Epic Fright – Palm Sized Spiders Poised to Creep into Louisiana
Just so we have an understanding from the very beginning. I am not an anti-spider kind of person. I think spiders have just as much right on the planet as I do. I don't go out of my way to injure or harm them and I do believe they do more good than harm. I also freak the fire out anytime I walk into a spider web and I don't like being in the same room as the eight-legged creatures. So, in other words, I am like most people.
However, a story out of Georgia has gotten me really concerned. Do you remember the Murder Hornets? They came into prominence about the same time as the coronavirus pandemic. So far, the Murder Hornets have been contained to the Pacific Northwest. Which is a great place to keep them. Now we are getting word of another bug-based interloper. And this one is a lot closer to Louisiana.
Are you familiar with the Joro Spider? Well, let me send a few shivers down your back before we really start to freak out over this incredible arachnid. The Joro Spider originated in East Asia. It has arrived in the United States and is currently causing a lot of concern for residents of 25 north Georgia counties.
Did I mention that the Joro Spider is often described as palm-sized? Quick look at the palm of your hand and now imagine a spider sitting in that space. Yeah, that's the stuff of which horror movies are made. Not only are these spiders big but their webs have been reported to consume porches, mailboxes, and trees sometimes running as deep as ten feet.
The spiders are venomous but they are not a threat to humans in that sense. Certainly, if you're allergic to the spider's venom then you'll have an issue but most people won't have anything to be concerned with other than the fact there is a spider as big as your hand hanging out by your house.
Mother Joro Spiders produce egg sacks that contain about 400 babies. The babies, when they emerge ride the warm spring winds on a strand of silk. You might remember that kind of spider flight from the book Charlotte's Web. As you might imagine, thousands of flying baby spiders every spring has certainly helped spread the Joro Spider's foot or should I say feet print(s) across the south.
Could they be coming to Louisiana? Well, entomologists suggest that the spiders will thrive in state's that have similar climates like that of Georgia. Well, crap, that's us too. But there is good news with this creepy crawly. The Joro Spider is well known for its ability to trap and kill mosquitoes, biting flies and stink bugs too.
The bad news is the spiders have no natural predators and have been known to damage some crops. Oh, and their webs can be huge, ten feet deep in some places. Notice that's "ten feet deep" not "ten feet across" but I would imagine some of the webs do reach that size and scope too.
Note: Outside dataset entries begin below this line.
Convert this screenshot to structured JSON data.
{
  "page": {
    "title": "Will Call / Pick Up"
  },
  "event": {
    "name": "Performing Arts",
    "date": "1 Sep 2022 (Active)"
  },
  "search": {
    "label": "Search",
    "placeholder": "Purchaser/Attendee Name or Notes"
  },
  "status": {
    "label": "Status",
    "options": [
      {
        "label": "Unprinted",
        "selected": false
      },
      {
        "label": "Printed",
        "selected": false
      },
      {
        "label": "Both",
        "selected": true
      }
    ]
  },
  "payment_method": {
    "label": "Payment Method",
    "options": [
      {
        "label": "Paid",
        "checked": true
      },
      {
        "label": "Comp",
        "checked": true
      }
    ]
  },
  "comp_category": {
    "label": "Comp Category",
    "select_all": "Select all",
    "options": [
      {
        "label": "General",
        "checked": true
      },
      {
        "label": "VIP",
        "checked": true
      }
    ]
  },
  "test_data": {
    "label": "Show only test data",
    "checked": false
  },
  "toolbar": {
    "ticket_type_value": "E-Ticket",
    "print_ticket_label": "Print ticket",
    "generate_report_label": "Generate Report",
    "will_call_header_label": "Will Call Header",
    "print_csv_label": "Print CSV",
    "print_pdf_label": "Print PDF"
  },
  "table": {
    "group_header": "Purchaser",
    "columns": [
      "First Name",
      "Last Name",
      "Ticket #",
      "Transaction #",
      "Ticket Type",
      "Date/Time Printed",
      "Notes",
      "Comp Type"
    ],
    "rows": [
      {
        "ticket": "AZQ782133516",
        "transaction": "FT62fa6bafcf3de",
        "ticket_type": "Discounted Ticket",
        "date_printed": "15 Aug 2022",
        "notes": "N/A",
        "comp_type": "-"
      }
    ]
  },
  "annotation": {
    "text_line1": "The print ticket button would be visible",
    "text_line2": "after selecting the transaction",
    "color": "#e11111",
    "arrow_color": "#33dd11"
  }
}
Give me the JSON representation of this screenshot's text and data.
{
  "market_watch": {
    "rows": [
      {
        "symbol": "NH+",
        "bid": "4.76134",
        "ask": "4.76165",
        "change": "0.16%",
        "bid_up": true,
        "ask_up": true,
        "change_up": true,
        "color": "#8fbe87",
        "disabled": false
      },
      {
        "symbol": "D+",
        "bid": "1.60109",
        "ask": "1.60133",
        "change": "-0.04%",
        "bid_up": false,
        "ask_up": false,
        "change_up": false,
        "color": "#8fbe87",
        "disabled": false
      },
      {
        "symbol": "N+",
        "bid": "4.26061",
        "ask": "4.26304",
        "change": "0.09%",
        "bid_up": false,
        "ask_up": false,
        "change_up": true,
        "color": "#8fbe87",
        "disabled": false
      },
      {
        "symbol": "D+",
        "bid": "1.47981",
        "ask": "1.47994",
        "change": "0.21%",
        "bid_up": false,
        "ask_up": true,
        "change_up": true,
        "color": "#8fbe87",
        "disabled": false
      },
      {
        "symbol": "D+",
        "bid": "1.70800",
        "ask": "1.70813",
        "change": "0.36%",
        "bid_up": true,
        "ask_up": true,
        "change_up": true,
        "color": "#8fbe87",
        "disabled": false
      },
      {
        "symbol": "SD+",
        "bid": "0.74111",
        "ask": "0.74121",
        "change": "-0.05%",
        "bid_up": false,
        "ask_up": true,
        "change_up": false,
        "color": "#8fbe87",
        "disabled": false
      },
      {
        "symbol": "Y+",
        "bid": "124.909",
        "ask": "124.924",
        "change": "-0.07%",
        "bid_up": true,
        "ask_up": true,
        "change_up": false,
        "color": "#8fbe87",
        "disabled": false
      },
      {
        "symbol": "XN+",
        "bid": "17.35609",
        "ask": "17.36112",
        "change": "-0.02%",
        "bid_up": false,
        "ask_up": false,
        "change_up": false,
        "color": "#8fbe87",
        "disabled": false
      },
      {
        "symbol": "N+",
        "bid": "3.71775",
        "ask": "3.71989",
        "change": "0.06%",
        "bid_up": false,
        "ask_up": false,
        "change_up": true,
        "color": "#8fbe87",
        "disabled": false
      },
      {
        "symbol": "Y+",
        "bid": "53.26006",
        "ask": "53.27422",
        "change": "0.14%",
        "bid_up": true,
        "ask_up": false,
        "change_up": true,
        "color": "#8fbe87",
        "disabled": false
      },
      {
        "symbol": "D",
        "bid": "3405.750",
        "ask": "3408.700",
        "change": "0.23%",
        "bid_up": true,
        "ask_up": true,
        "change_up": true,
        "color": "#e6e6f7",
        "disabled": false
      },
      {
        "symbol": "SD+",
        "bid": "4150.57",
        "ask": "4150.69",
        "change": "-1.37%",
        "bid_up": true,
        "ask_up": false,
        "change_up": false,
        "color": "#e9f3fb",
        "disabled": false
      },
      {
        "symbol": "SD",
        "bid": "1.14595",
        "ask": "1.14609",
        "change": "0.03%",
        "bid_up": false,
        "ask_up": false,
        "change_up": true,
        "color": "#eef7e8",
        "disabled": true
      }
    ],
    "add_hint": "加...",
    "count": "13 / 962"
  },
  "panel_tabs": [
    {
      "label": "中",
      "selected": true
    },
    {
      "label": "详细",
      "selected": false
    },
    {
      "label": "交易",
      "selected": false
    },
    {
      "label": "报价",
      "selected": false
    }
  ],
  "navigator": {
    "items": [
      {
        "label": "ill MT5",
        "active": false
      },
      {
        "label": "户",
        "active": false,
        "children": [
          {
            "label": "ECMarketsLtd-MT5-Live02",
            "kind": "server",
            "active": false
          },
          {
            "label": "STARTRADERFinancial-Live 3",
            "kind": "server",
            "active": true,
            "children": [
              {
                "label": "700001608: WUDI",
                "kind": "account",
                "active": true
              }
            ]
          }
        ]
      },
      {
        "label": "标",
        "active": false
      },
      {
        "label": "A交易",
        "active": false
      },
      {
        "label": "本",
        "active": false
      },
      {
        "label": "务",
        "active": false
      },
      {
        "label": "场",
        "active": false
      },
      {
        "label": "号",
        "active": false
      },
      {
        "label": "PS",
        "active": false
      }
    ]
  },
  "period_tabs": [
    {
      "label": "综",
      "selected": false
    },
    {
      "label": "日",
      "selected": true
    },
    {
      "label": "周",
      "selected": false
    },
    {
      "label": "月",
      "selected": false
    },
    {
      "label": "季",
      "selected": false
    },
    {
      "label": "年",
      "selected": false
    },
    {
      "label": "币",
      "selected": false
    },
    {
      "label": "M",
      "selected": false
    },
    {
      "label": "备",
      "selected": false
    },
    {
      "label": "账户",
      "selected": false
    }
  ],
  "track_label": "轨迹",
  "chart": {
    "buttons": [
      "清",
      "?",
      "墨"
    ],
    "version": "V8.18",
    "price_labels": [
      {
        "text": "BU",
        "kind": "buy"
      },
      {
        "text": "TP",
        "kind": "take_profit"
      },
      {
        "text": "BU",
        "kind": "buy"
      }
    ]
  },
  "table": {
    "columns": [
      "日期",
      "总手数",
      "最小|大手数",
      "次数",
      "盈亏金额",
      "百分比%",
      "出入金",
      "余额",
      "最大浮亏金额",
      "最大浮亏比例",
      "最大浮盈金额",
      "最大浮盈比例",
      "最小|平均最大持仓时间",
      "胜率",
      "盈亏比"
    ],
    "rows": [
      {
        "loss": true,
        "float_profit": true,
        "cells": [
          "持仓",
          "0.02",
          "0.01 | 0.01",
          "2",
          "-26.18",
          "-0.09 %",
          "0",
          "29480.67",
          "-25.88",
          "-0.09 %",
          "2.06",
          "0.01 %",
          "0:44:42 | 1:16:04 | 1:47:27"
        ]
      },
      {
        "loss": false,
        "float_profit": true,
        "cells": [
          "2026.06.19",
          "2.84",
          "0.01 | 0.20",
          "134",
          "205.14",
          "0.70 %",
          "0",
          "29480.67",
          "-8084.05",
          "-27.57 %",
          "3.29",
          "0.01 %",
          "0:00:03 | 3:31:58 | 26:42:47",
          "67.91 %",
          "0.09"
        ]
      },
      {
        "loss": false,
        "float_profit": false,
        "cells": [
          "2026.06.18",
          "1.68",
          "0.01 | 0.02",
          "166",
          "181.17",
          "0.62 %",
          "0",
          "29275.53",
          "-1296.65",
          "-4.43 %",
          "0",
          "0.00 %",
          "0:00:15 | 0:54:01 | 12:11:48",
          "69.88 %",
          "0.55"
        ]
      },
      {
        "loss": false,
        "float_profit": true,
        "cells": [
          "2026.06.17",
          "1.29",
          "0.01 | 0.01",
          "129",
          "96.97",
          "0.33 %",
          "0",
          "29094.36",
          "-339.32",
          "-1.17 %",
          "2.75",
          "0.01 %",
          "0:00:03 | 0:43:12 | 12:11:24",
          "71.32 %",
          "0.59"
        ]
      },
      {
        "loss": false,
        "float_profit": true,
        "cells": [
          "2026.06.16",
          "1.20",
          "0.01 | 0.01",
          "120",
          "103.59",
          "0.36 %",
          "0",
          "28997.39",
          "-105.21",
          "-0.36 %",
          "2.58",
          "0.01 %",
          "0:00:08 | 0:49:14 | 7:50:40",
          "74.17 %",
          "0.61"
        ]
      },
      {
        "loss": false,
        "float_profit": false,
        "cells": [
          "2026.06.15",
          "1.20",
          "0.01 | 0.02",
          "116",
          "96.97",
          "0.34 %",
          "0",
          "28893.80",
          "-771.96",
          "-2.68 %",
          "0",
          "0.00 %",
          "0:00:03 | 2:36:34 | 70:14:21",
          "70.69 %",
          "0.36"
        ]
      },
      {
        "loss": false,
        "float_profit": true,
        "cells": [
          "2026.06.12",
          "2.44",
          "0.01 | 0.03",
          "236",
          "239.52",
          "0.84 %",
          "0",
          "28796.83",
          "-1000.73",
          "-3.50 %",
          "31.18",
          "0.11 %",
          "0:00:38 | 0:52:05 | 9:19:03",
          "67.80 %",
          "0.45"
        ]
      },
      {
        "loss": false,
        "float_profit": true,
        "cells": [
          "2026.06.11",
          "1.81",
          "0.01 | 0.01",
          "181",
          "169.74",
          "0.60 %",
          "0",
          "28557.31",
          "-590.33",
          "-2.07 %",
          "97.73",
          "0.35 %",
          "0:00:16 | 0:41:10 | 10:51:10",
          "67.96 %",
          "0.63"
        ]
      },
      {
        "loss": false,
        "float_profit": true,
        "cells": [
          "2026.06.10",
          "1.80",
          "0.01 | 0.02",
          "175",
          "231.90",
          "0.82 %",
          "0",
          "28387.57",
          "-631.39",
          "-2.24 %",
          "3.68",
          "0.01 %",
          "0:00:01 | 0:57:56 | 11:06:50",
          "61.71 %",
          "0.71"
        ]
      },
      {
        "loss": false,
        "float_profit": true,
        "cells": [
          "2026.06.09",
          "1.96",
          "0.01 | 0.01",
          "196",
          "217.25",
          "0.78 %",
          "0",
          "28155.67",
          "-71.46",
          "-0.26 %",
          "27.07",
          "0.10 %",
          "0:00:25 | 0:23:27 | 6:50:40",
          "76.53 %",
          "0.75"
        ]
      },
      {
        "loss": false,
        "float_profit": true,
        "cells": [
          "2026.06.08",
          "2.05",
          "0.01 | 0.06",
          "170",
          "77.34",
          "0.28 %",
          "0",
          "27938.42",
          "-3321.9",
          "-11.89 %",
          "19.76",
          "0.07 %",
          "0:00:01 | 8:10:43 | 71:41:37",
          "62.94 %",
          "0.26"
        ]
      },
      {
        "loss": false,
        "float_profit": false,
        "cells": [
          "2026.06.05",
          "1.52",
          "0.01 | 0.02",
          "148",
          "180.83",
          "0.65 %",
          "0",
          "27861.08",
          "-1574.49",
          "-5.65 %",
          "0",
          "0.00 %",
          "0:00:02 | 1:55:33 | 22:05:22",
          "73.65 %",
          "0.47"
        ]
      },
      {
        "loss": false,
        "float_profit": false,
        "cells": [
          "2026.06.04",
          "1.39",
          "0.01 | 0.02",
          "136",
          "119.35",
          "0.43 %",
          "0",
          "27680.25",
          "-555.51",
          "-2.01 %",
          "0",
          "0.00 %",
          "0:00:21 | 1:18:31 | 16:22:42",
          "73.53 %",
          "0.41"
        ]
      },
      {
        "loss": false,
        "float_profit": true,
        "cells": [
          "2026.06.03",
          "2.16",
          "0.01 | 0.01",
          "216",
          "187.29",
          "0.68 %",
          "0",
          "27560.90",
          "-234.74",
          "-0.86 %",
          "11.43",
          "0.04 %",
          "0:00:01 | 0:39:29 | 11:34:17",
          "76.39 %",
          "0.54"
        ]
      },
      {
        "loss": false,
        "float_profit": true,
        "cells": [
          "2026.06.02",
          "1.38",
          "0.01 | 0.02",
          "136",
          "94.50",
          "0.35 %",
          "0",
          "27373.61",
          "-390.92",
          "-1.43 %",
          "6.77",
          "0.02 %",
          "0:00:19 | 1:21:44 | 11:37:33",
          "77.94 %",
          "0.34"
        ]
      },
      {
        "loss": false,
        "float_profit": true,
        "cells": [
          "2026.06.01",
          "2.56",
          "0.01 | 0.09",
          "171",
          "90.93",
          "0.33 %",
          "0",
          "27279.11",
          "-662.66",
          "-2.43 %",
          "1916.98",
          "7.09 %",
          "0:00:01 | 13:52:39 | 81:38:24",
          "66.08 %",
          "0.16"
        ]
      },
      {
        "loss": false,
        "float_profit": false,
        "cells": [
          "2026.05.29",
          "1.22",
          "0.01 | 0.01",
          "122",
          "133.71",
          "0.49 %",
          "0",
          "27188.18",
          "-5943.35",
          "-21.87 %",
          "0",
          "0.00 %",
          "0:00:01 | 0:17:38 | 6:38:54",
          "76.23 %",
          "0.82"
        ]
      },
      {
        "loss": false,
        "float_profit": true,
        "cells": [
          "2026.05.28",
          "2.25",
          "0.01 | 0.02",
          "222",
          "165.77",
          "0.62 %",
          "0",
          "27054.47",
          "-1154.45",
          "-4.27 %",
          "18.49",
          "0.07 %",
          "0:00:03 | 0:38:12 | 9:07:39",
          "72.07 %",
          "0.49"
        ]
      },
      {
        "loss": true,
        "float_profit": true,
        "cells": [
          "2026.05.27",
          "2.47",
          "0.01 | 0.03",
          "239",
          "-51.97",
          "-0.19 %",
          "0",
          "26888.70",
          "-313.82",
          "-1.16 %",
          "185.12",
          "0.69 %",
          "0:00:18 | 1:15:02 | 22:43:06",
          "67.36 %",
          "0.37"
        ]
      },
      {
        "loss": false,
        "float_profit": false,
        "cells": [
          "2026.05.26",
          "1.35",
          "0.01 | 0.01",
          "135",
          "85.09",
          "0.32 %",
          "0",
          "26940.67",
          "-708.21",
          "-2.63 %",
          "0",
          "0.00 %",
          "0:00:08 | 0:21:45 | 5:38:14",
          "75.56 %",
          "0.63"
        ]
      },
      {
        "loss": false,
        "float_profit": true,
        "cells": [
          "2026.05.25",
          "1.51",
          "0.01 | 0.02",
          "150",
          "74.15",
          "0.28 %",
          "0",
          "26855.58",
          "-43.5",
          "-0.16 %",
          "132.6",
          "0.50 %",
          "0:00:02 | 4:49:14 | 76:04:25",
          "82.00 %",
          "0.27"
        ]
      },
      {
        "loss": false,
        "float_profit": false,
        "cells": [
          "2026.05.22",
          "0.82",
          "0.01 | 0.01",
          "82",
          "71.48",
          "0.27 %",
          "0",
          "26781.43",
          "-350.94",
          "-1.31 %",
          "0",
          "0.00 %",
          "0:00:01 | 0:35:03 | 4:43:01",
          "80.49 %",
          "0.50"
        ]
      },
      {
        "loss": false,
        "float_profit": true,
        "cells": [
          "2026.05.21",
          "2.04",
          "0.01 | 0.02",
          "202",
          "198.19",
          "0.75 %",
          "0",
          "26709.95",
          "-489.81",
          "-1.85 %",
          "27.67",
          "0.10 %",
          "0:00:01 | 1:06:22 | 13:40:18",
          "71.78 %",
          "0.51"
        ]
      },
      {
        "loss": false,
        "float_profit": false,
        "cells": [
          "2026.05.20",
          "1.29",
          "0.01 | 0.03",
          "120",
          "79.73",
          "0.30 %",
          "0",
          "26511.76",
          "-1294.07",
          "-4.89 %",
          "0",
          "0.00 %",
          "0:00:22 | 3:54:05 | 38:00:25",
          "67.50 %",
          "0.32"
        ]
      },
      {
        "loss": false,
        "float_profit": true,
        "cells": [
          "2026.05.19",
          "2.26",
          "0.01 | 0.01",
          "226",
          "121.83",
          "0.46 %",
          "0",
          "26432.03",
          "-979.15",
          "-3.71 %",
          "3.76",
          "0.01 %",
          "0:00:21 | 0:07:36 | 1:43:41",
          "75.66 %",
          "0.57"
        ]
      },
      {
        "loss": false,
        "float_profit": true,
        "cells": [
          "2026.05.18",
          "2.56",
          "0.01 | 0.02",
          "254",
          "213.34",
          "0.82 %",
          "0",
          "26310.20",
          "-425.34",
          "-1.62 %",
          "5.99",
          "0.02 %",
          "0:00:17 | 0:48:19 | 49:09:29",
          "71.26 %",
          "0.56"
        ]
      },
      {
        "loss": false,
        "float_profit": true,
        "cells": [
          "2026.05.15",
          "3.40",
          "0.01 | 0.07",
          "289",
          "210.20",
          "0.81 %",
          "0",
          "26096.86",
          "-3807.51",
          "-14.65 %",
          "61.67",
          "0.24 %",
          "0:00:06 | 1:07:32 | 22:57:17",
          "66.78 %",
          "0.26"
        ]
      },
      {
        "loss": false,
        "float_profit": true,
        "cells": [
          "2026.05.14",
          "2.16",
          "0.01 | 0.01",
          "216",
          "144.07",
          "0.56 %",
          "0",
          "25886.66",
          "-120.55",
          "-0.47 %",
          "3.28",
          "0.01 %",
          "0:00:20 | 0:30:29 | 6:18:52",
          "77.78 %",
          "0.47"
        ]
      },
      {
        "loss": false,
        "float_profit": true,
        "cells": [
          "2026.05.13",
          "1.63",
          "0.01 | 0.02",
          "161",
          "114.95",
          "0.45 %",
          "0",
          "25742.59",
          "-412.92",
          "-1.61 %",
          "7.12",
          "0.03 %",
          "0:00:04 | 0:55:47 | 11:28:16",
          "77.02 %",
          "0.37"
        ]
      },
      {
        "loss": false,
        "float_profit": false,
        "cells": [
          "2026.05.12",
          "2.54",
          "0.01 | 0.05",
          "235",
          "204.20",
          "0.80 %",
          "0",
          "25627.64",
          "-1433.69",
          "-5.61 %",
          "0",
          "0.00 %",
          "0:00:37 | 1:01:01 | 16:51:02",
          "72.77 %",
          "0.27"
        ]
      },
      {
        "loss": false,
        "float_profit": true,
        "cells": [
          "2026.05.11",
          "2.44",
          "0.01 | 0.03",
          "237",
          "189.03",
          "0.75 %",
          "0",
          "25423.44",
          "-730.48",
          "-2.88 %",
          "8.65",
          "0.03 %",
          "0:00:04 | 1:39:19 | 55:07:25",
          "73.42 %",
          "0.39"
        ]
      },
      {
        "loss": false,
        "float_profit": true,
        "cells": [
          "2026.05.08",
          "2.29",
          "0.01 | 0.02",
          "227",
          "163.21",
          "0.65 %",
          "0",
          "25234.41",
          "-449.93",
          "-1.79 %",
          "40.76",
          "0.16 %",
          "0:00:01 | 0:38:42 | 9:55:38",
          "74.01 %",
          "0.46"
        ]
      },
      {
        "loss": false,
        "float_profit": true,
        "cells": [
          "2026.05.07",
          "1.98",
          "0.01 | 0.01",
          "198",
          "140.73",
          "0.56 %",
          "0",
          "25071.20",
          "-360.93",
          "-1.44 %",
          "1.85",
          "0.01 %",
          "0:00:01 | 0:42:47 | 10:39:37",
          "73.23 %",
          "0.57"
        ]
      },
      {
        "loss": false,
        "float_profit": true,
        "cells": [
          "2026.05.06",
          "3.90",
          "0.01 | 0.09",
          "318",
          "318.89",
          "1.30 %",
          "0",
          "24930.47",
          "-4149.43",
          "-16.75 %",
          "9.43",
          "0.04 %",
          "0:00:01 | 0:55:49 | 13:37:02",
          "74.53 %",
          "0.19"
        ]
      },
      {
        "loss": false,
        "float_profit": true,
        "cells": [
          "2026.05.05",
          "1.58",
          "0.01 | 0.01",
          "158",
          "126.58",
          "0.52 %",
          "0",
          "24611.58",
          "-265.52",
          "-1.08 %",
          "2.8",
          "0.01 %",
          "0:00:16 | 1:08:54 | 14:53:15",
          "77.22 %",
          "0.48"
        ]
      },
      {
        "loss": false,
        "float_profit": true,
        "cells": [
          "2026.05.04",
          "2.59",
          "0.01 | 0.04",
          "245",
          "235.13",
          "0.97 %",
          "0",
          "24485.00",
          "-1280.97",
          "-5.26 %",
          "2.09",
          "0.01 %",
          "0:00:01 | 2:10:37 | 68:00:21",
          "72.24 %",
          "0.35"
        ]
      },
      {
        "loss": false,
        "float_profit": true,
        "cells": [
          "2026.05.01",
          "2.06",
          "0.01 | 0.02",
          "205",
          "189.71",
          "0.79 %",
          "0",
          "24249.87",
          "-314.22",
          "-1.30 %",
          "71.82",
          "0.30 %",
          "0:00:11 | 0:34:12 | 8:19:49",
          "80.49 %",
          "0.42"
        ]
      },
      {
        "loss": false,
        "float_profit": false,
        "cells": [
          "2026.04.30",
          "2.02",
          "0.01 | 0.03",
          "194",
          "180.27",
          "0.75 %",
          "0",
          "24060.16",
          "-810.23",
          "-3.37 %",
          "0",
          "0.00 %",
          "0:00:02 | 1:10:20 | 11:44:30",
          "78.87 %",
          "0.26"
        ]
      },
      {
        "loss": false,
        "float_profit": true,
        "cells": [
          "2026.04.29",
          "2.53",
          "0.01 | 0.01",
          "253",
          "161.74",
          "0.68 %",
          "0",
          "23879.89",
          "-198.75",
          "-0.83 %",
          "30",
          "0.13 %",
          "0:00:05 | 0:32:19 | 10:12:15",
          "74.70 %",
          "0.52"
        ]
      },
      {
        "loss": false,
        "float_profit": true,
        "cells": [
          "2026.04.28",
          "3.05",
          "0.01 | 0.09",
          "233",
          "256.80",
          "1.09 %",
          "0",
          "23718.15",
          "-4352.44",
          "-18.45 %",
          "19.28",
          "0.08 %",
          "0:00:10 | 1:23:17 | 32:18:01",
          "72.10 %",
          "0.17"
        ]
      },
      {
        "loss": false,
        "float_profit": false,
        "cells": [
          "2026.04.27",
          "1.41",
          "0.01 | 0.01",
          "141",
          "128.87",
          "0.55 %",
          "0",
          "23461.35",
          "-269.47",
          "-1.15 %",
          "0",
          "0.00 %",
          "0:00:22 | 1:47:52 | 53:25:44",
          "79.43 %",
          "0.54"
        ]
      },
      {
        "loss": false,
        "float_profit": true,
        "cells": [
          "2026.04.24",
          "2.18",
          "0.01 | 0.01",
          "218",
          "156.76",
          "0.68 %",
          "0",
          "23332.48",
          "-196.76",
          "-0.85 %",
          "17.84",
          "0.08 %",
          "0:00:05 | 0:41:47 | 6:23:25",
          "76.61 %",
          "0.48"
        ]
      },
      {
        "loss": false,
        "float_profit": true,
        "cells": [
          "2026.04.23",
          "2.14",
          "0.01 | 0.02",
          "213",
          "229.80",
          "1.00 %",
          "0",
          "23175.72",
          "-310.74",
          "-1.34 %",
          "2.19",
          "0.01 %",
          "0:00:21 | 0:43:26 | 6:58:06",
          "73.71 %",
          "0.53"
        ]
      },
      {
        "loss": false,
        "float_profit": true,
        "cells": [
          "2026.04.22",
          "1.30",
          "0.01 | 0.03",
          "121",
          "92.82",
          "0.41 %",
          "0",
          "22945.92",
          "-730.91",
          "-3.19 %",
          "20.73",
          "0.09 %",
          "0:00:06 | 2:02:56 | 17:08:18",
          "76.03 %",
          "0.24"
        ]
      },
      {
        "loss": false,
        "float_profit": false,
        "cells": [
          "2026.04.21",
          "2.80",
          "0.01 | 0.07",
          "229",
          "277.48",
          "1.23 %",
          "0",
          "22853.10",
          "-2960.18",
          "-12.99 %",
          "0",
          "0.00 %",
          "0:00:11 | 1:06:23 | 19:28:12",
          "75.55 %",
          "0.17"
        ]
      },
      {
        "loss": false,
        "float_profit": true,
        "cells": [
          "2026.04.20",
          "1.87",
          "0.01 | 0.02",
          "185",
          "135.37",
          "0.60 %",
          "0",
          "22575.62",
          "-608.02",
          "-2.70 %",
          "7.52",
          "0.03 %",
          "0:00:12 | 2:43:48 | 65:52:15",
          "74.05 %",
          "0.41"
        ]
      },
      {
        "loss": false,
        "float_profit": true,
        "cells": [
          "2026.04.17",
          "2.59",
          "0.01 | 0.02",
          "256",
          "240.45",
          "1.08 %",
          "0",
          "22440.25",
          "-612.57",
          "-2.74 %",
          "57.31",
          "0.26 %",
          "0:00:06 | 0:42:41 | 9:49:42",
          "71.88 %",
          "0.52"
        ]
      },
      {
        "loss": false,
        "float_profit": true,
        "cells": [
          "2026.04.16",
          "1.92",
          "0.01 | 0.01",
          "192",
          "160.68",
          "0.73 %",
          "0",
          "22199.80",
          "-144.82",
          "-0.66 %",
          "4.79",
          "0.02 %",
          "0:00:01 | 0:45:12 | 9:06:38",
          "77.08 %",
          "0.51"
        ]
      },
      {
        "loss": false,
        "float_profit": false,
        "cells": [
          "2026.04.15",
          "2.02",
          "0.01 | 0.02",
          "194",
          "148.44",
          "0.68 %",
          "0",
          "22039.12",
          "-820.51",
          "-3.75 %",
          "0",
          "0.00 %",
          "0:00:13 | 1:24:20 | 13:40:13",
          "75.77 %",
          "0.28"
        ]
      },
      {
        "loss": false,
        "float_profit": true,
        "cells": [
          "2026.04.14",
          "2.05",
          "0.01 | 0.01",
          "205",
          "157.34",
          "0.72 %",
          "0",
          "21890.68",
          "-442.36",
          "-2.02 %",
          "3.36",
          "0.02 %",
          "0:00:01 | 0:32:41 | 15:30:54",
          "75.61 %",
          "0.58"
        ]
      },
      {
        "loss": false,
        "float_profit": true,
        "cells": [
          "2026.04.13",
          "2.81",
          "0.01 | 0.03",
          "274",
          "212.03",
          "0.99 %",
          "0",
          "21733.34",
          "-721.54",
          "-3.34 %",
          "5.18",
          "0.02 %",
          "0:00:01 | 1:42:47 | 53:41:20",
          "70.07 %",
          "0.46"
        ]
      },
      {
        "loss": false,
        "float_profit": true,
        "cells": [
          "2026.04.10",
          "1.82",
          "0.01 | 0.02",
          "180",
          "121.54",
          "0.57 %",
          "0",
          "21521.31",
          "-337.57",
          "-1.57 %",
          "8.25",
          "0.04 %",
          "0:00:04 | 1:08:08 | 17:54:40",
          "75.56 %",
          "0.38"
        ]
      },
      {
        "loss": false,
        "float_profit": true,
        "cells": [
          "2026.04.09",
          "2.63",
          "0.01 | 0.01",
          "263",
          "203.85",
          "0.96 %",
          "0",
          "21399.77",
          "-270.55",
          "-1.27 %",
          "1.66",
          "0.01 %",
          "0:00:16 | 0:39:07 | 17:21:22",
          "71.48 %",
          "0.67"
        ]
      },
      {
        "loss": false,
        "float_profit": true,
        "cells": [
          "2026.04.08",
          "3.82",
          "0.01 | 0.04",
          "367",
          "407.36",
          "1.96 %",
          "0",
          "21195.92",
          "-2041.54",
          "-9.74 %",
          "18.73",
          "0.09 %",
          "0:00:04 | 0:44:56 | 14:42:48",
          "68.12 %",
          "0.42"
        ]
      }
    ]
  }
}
So, just in case you had run out of things to worry about, now you can worry about spiders as big as your hand spinning webs the size of Volkswagen. Looks like I picked the wrong lifetime to give up drinking.
And speaking of things that make us uncomfortable and look foolish.
10 Times You as a Human Can't Help But Look Awkward